Task instructions
What is needed is an exact copy of the records below, with the pictures left out.

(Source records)
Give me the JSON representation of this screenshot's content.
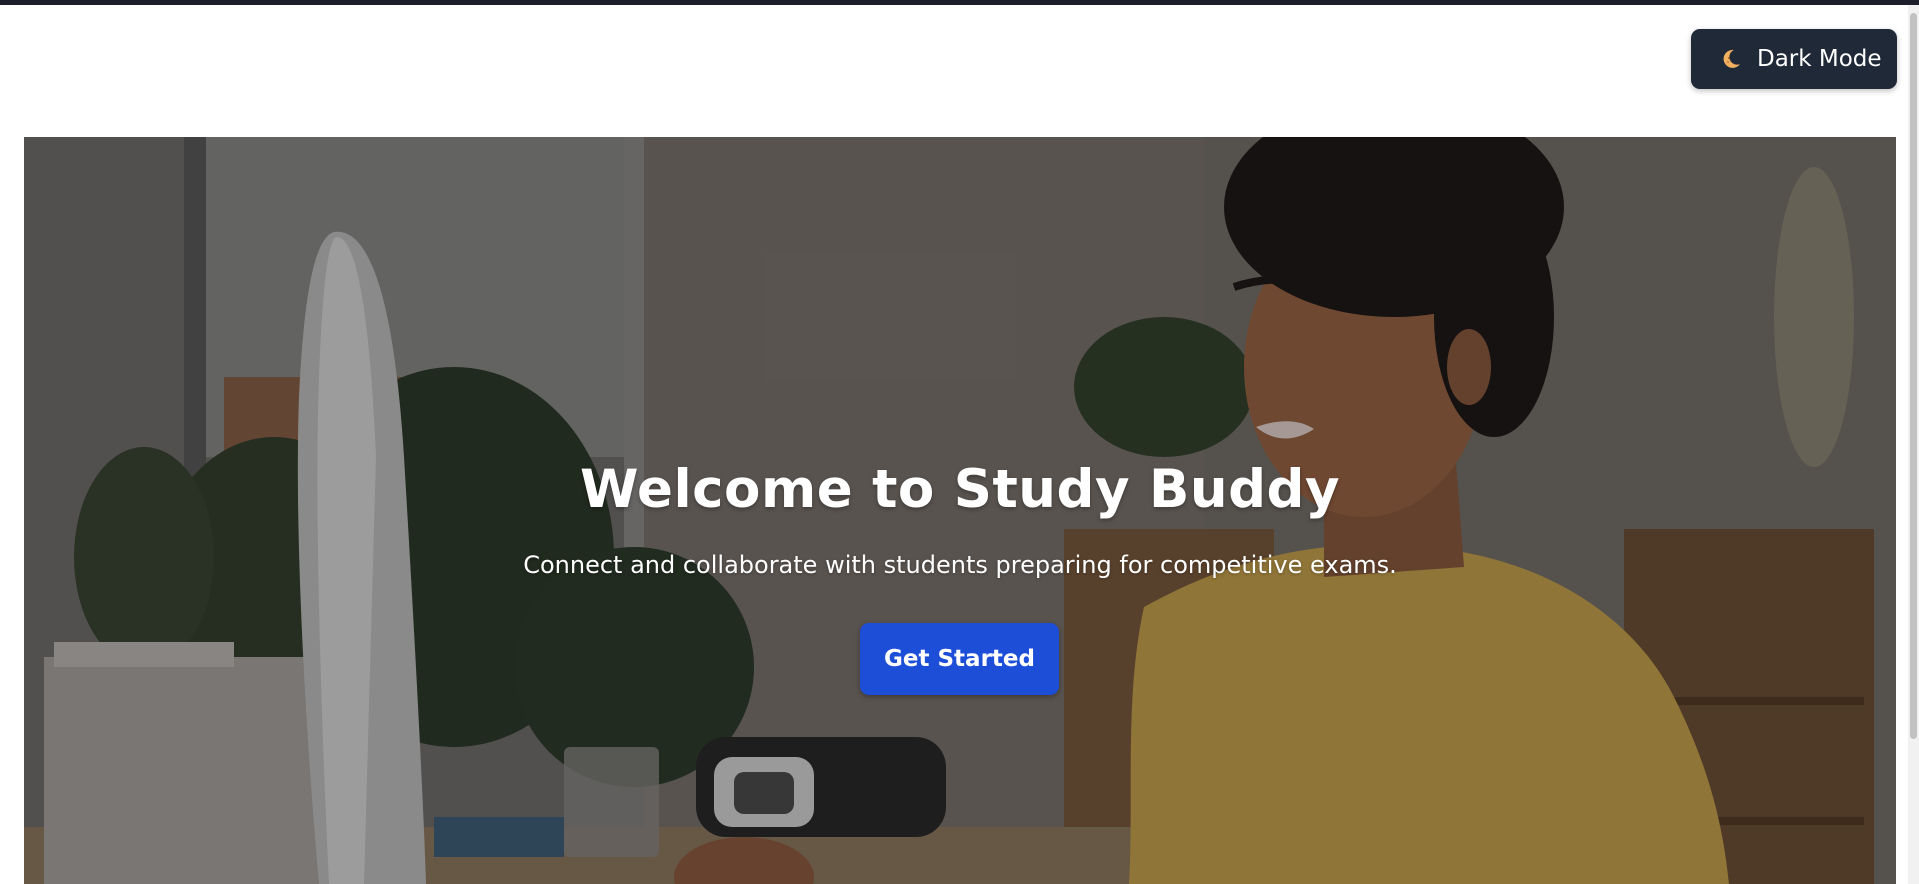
{
  "header": {
    "theme_toggle": {
      "icon": "moon-icon",
      "label": "Dark Mode"
    }
  },
  "hero": {
    "background_image": "hero-photo",
    "title": "Welcome to Study Buddy",
    "subtitle": "Connect and collaborate with students preparing for competitive exams.",
    "cta_label": "Get Started"
  },
  "colors": {
    "toggle_bg": "#1f2937",
    "cta_bg": "#1d4ed8",
    "moon": "#f0b060"
  }
}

Exercise output
Give me the JSON representation of this screenshot's content.
{
  "header": {
    "theme_toggle": {
      "icon": "moon-icon",
      "label": "Dark Mode"
    }
  },
  "hero": {
    "background_image": "hero-photo",
    "title": "Welcome to Study Buddy",
    "subtitle": "Connect and collaborate with students preparing for competitive exams.",
    "cta_label": "Get Started"
  },
  "colors": {
    "toggle_bg": "#1f2937",
    "cta_bg": "#1d4ed8",
    "moon": "#f0b060"
  }
}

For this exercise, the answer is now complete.